We were expecting to take today’s trip two years ago and I was going to call the blog post “Walking to Spain”. We would have gotten off the train at the last station in France, Hendaye, walked across the La Bidassoa river bridge to take a photo of the Bienvenido a España sign and then returned to France to continue our journey. The arrival of Covid and all of its associated travel restrictions forced a postponement and a rearrangement of our schedule but it all worked out fine. We still took a southbound train from Bayonne but exited 2 stops before the border (featured photo above) to spend the afternoon where Louis XIV, the Sun King, married his Spanish bride and future Queen of France. The next morning it was time to discover where the Sun King’s grandfather had been born 100 km (62 miles) to the east in the city of Pau.
When a tourist brochure talks about the most significant event in a town’s 600-year history you definitely want to see where that took place. On an exterior wall of the church St. John the Baptist in St.-Jean-de-Luz a plaque commemorates the wedding there in 1660 of France’s King Louis XIV and mentions that the door through which the bride and groom exited the church was soon bricked over, perhaps leaving you to assume that no one could ever cross that threshold again. In reality, a much grander doorway was completed 3 years later so this smaller exit was no longer needed and therefore closed. It still makes for a charming legend.
Further down the same street as the church but still related to the marriage is a “sweeter” significant event in the history of St.-Jean-de-Luz at Maison Adam, a patisserie that sells macarons that the new Queen of France offered to her King.
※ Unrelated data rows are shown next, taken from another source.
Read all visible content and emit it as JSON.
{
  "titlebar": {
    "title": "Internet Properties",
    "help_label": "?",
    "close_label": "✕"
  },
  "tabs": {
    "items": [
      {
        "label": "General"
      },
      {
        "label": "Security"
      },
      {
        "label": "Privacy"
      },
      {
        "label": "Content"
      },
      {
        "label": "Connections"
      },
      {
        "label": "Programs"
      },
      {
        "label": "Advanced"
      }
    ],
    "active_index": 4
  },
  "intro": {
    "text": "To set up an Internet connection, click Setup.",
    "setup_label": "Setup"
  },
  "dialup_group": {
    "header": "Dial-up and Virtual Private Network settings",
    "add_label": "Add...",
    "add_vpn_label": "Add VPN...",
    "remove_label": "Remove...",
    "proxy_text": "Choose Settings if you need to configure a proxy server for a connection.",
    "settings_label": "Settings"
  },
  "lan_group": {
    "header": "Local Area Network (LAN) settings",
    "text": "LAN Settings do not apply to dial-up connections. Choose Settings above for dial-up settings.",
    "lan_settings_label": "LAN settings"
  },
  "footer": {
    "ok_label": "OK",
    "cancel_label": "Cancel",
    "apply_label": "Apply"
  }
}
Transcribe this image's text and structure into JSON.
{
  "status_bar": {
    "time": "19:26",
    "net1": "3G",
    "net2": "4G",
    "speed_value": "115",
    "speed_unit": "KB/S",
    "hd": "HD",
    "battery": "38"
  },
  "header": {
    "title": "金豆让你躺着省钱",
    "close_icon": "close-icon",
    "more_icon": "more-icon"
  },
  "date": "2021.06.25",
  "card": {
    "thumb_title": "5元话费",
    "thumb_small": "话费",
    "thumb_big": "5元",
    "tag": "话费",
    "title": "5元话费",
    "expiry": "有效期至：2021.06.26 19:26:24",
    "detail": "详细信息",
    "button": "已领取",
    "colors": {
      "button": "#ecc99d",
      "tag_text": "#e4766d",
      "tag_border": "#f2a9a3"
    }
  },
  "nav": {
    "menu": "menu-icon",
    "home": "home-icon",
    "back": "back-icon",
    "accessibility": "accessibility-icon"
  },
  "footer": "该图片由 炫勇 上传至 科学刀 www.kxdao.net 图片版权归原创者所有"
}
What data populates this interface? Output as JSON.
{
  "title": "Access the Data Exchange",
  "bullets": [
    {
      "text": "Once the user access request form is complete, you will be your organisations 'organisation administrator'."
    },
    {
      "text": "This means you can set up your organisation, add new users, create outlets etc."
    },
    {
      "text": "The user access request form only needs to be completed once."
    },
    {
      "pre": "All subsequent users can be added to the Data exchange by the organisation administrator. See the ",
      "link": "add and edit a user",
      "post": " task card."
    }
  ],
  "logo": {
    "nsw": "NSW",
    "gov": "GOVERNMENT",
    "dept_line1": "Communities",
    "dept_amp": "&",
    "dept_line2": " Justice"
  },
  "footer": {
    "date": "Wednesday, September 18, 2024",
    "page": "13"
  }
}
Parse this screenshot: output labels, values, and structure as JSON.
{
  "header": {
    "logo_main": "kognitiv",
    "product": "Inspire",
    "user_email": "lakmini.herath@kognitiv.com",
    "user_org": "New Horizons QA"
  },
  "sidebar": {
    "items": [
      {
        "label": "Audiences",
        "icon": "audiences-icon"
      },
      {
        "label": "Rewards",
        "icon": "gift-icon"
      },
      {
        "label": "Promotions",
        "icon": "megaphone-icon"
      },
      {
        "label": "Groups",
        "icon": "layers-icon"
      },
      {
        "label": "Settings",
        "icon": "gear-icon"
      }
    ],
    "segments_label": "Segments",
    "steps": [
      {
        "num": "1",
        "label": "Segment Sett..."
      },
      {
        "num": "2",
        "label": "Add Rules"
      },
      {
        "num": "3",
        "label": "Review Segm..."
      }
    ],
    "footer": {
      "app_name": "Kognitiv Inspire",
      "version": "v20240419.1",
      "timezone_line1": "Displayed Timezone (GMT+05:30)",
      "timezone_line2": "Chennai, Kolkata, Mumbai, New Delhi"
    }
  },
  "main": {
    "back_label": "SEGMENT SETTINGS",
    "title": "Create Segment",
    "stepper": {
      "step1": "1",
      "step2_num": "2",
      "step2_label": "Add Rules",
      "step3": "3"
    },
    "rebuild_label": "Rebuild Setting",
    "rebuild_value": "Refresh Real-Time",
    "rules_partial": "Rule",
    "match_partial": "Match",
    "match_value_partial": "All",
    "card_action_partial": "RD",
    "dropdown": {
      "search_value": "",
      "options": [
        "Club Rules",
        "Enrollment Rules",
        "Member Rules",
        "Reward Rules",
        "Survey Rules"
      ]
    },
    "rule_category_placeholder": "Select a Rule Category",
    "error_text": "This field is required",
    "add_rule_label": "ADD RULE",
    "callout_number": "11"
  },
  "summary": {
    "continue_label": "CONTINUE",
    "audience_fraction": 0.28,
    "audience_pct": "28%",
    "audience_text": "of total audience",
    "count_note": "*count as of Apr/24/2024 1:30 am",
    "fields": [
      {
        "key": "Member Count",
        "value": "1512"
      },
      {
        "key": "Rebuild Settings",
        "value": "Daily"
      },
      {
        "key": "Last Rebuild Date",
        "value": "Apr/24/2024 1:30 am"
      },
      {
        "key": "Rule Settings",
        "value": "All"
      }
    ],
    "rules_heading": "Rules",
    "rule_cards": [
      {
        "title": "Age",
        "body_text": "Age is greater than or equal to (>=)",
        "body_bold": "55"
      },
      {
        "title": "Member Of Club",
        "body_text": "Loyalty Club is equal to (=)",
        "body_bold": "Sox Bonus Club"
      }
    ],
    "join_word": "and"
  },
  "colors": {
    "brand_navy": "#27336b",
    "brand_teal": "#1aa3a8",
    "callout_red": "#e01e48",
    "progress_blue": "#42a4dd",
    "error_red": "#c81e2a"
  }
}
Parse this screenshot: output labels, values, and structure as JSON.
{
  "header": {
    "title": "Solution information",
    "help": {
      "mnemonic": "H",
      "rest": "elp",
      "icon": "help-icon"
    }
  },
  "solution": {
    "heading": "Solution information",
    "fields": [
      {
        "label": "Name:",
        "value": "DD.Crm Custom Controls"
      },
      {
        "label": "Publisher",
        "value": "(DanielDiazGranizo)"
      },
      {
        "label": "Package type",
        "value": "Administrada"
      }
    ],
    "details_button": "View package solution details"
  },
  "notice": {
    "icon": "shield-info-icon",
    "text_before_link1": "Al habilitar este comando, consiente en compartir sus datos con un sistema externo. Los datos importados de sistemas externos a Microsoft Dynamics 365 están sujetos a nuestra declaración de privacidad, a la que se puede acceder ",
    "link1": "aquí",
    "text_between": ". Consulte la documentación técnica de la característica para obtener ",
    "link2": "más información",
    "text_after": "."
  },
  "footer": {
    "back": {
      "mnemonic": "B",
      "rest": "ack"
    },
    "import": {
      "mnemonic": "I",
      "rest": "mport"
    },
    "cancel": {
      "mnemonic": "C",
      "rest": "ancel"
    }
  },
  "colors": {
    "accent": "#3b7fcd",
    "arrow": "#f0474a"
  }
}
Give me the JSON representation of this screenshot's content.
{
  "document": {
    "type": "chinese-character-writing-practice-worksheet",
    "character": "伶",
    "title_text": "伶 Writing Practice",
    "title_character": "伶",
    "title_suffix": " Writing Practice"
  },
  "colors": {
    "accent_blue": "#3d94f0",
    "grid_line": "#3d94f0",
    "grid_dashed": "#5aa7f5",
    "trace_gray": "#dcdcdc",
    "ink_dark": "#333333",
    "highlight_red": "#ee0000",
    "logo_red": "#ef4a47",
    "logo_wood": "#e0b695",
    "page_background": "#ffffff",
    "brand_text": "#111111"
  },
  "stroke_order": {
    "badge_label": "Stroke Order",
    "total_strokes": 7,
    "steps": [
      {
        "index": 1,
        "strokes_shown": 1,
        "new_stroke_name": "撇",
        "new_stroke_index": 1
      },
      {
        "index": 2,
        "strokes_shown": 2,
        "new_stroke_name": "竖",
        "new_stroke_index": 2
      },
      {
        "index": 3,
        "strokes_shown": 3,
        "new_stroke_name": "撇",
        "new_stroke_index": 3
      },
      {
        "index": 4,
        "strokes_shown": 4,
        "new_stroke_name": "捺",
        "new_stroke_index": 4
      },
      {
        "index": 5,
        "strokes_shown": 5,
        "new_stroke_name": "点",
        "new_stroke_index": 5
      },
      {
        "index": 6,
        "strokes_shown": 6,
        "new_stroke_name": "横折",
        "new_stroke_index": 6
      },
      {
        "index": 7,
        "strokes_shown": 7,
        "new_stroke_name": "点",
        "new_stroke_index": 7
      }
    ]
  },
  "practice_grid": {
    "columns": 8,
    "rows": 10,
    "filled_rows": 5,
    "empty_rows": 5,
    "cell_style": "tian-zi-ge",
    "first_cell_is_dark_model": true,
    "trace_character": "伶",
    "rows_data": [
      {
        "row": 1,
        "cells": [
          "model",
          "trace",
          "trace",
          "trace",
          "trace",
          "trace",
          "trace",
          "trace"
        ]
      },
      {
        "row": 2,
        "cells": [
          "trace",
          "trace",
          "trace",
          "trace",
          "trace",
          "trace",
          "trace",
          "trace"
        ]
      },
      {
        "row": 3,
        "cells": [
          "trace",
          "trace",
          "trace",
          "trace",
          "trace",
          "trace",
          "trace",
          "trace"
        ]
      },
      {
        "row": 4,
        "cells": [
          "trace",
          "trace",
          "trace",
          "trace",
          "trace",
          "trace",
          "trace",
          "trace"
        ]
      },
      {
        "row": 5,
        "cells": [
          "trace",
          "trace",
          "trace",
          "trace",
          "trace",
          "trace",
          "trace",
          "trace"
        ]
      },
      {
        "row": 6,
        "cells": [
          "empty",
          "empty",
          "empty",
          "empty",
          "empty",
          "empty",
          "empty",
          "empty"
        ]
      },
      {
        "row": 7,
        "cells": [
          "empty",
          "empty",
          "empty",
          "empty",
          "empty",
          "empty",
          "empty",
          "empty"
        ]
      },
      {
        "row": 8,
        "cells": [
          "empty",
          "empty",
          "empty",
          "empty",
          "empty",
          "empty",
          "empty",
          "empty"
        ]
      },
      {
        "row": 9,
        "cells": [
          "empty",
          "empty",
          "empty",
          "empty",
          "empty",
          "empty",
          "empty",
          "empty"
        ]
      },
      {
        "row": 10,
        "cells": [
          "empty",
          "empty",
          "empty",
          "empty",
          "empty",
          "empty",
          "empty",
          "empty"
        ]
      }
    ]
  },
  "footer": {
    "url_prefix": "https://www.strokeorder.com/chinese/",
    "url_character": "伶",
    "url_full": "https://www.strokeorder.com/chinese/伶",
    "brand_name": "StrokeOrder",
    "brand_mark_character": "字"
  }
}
It has remained a family business over the centuries and they still follow the original recipe for these delicious treats.
The cliffs around St.-Jean-de-Luz form a natural harbor that has provided shelter for fishing boats for centuries and in the 17th century for pirates who pillaged Spanish and English ships sailing nearby. In reference to all of this stolen wealth, the phrase “hidden in plain sight” came to mind since many of the mansions we walked by were paid for from these pirate raids. Two of these opulent buildings that we especially wanted to see are connected to that “most significant event” mentioned above. The aptly named Maison Louis XIV was where the King lived for the month prior to his wedding while the bride, Maria Teresa of Spain, awaited the ceremony in the Maison de l’Enfante, built in 1640 inspired by palaces in Venice.
Since this latter mansion is at the port, this was the ideal time to walk along the water’s edge looking at more grand homes and wandering in the streets behind, such as rue de la République, in the more modest surroundings where fishing families lived. To finish out our day we left the relatively calm waters of the harbor for the choppy Atlantic Oceanfront to see the Grand Hôtel, a magnificent 5-star hotel built in Art Déco style in 1909.
When we were first trying to decide where in France to settle, the city of Pau was suggested because of its large community of international residents. That influx of people from outside the country got a boost in 1838 when Scottish doctor Alexander Taylor, attracted by the climate, opened his practice here and began treating wealthy British patients. The racecourse, golf club, and elegant mansions from that age that are still in use today are an indication of how successful his recruitment efforts were. On our visit, however, we were in search of evidence of an event 300 years earlier: the birth of King Henri IV in 1553.
Built no later than during the 10th century, the Château de Pau is both a national monument and a museum. During the required guided tour (1 hour, 7 €) we went through numerous bedrooms, reception areas, family rooms, and hallways, most enhanced with gold fillets, coffered ceilings and tapestries from the Gobelins factory in Paris that started supplying French royal households in 1662. Works of art line the walls and in the dining room the table can seat 100 guests. In Henri IV’s bedroom there is an ornate turtle shell said to have cradled him as a baby and was then later saved from destruction during the Revolution. After getting just a glimpse at the Panorama des Collections—paintings, sculptures, graphic arts, rare books, manuscripts, medallions, furniture, and tapestries—we fully understood how this castle had transformed into a museum.
Leaving the château put us on Boulevard des Pyrénées a wide avenue that reminded me of a miniature La Promenade des Anglais in Nice where 19th century ladies and gentlemen in their finest attire could stroll along the sea. In Pau, the Mediterranean has been replaced by an unobstructed view of the mountains but even here there are palm trees to help with the illusion. Conveniently from there a funicular runs 103 meters (338 feet) down the side of the cliff depositing you across the street from the train station.
If you go: The guided tour of the Château was well worth the time and cost. It’s only offered in French but we had familiarized ourselves with the building’s history by reading their website (link below) and we had the bonus of being the only two people on their first tour of the day, a benefit of a wintertime visit.
Château de Pau: https://chateau-pau.fr/